- $1.564 billion for Section 521 Rural Rental Assistance program renewals, which the administration estimates will enable the 272,000 existing contracts to be renewed. The budget request also notes that this funding will make permanent the approximately 27,000 units that were brought into the program by the American Rescue Plan.
Notably, the USDA section also includes support for “decoupling” Rental Assistance (RA) from Section 515. Currently, RA cannot be used in a property unless it has a Section 515 or 514 loan. Decoupling the two will address the maturing mortgage challenge that is currently eroding affordability in rural communities, where units become ineligible for RA when owners pay off their mortgage. This change would enable residents to keep RA even after a mortgage is paid.
In addition to the strong funding for annually appropriated spending accounts, the president also included an additional $50 billion in mandatory funding as a part of his initiative to increase the housing supply. This funding proposal includes:
- $35 billion for a new Housing Supply Fund – a new mandatory program at HUD that would provide grants to state and local housing finance agencies and their partners to invest in strategies to increase the supply of affordable housing.
- An additional $10 billion for the Housing Credit over a 10-year period.
- $5 billion in long-term mandatory funding for CDFI financing of new construction and substantial rehabilitation that creates new units of affordable rental and for sale housing.
In Treasury’s “Green Book,” which demarcates the revenue raising or tax-related provisions in the budget request, the additional $10 billion for the Housing Credit is detailed as non-geographic, discretionary basis boosts for private activity bond (PAB) -financed projects. This boost for PAB projects, which is similar to the discretionary boost on the 9 percent side of the Housing Credit program, would only apply to new construction or substantial rehabilitation that would add new net units.
The Green Book also outlined the president’s proposal to make the New Markets Tax Credit a permanent part of the tax code. The NMTC is currently authorized at $5 billion in annual allocation authority through 2025. In addition to making the NMTC permanent, it would index the credit to inflation starting in 2026.
The president’s budget also included language supporting the authorization of the Community Development Block Grant—Disaster Recovery (CDBG-DR) program, a key policy priority for Enterprise. CDBG-DR provides flexible grants to help cities, counties, and states to recover from presidentially-declared disasters, especially in low-income areas and rebuild affordable housing and other infrastructure after a disaster. Although CDBG-DR has become a critically important resource for communities recovering from natural disasters, the program is currently unauthorized. HUD only receives disaster recovery funding when Congress passes special appropriations for CDBG-DR. After each appropriation, there is a delay in the flow of funds, because HUD must write a new set of waivers and alternative requirements to guide state and local grantees. This system creates delays of up to three years from when the disaster hits to when CDBG-DR funds start reaching communities on the ground. Permanent codification of the program would provide clarity and consistency for grantees about core requirements, help disaster assistance reach victims sooner and ensure funds are equitably distributed.

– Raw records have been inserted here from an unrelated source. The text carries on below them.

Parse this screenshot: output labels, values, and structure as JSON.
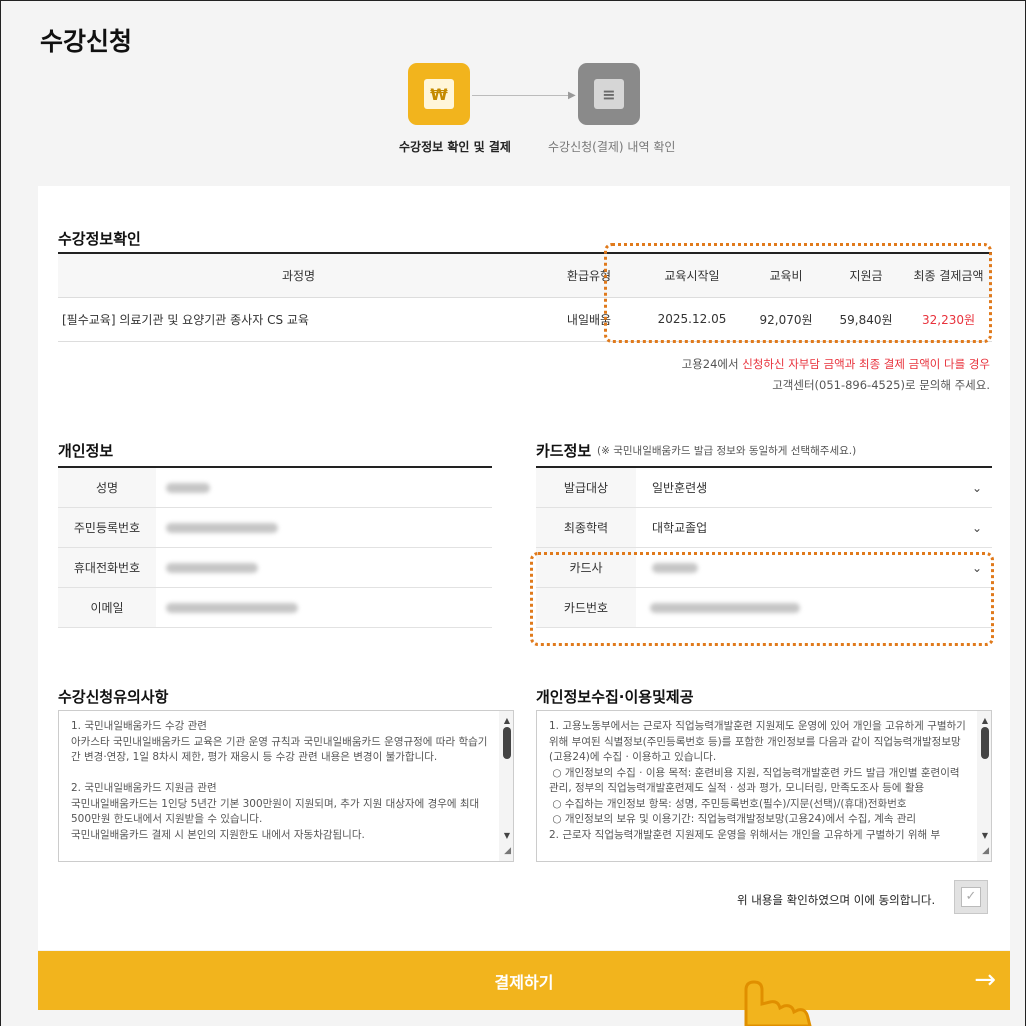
{
  "page": {
    "title": "수강신청"
  },
  "steps": [
    {
      "label": "수강정보 확인 및 결제",
      "icon": "won-icon",
      "glyph": "₩",
      "active": true
    },
    {
      "label": "수강신청(결제) 내역 확인",
      "icon": "document-icon",
      "glyph": "≡",
      "active": false
    }
  ],
  "course_section": {
    "title": "수강정보확인",
    "columns": [
      "과정명",
      "환급유형",
      "교육시작일",
      "교육비",
      "지원금",
      "최종 결제금액"
    ],
    "row": {
      "course_name": "[필수교육] 의료기관 및 요양기관 종사자 CS 교육",
      "refund_type": "내일배움",
      "start_date": "2025.12.05",
      "fee": "92,070원",
      "subsidy": "59,840원",
      "final_amount": "32,230원"
    },
    "notice_prefix": "고용24에서 ",
    "notice_highlight": "신청하신 자부담 금액과 최종 결제 금액이 다를 경우",
    "notice_line2": "고객센터(051-896-4525)로 문의해 주세요."
  },
  "personal_section": {
    "title": "개인정보",
    "labels": [
      "성명",
      "주민등록번호",
      "휴대전화번호",
      "이메일"
    ]
  },
  "card_section": {
    "title": "카드정보",
    "note": "(※ 국민내일배움카드 발급 정보와 동일하게 선택해주세요.)",
    "issue_target_label": "발급대상",
    "issue_target_value": "일반훈련생",
    "education_label": "최종학력",
    "education_value": "대학교졸업",
    "card_company_label": "카드사",
    "card_number_label": "카드번호"
  },
  "notice_section": {
    "title": "수강신청유의사항",
    "text": "1. 국민내일배움카드 수강 관련\n아카스타 국민내일배움카드 교육은 기관 운영 규칙과 국민내일배움카드 운영규정에 따라 학습기간 변경·연장, 1일 8차시 제한, 평가 재응시 등 수강 관련 내용은 변경이 불가합니다.\n\n2. 국민내일배움카드 지원금 관련\n국민내일배움카드는 1인당 5년간 기본 300만원이 지원되며, 추가 지원 대상자에 경우에 최대 500만원 한도내에서 지원받을 수 있습니다.\n국민내일배움카드 결제 시 본인의 지원한도 내에서 자동차감됩니다."
  },
  "privacy_section": {
    "title": "개인정보수집·이용및제공",
    "text": "1. 고용노동부에서는 근로자 직업능력개발훈련 지원제도 운영에 있어 개인을 고유하게 구별하기 위해 부여된 식별정보(주민등록번호 등)를 포함한 개인정보를 다음과 같이 직업능력개발정보망(고용24)에 수집 · 이용하고 있습니다.\n ○ 개인정보의 수집 · 이용 목적: 훈련비용 지원, 직업능력개발훈련 카드 발급 개인별 훈련이력 관리, 정부의 직업능력개발훈련제도 실적 · 성과 평가, 모니터링, 만족도조사 등에 활용\n ○ 수집하는 개인정보 항목: 성명, 주민등록번호(필수)/지문(선택)/(휴대)전화번호\n ○ 개인정보의 보유 및 이용기간: 직업능력개발정보망(고용24)에서 수집, 계속 관리\n2. 근로자 직업능력개발훈련 지원제도 운영을 위해서는 개인을 고유하게 구별하기 위해 부"
  },
  "agree": {
    "label": "위 내용을 확인하였으며 이에 동의합니다.",
    "checked": false
  },
  "pay_button": {
    "label": "결제하기",
    "arrow": "→"
  },
  "colors": {
    "accent": "#f2b41d",
    "highlight_red": "#e8323c",
    "dotted_orange": "#e07a1c"
  }
}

The president’s budget, while not legally binding, serves as a jumping off point for the House and Senate to draft their bills for the 2023 fiscal year. For more information on the president’s budget request, see our Budget and Appropriations Chart. To stay up to date on the process as it moves through Congress, subscribe to our Today in Housing and Capitol Express newsletters.